• TASK TO COMPLETE
Copy each line below that includes "this".

──────── MATERIAL TO PROCESS

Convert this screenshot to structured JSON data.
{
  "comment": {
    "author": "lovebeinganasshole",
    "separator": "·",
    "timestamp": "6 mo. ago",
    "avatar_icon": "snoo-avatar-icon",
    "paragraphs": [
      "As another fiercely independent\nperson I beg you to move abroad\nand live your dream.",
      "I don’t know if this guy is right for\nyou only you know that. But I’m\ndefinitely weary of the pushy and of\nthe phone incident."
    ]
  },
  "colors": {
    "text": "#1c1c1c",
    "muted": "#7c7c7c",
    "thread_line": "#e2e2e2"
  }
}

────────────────

• RESPONSE AREA
Convert this screenshot to structured JSON data.
      "I don’t know if this guy is right for\nyou only you know that. But I’m\ndefinitely weary of the pushy and of\nthe phone incident."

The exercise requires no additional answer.